What you will do:
When a line in the listing below contains the word "icon", return a copy of that line.

------ Extracted material

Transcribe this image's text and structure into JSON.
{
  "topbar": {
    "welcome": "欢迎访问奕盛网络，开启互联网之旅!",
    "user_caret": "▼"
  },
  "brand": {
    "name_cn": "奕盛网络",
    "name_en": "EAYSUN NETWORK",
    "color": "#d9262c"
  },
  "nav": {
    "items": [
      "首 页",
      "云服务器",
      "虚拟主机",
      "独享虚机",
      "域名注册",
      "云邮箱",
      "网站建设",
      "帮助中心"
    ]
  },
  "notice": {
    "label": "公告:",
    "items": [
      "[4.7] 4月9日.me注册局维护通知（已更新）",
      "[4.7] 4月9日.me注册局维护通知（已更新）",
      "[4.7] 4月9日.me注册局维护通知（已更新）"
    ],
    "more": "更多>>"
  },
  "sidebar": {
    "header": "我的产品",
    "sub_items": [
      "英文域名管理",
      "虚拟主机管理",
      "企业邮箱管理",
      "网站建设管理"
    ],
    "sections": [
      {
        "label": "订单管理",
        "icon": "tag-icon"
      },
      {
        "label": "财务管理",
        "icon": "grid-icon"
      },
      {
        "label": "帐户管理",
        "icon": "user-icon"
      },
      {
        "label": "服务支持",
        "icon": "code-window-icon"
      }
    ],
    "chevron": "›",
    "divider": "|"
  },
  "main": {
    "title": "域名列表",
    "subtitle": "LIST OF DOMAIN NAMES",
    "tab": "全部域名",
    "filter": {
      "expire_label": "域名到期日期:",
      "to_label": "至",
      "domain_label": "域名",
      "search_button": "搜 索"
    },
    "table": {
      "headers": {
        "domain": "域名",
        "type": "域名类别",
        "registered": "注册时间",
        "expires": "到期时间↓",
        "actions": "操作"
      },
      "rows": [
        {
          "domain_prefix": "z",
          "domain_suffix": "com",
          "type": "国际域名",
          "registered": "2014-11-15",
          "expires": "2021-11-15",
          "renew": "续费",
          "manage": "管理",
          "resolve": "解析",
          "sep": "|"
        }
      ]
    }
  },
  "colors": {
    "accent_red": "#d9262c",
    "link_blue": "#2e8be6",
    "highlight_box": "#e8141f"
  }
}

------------

Result of the task:
        "icon": "tag-icon"
        "icon": "grid-icon"
        "icon": "user-icon"
        "icon": "code-window-icon"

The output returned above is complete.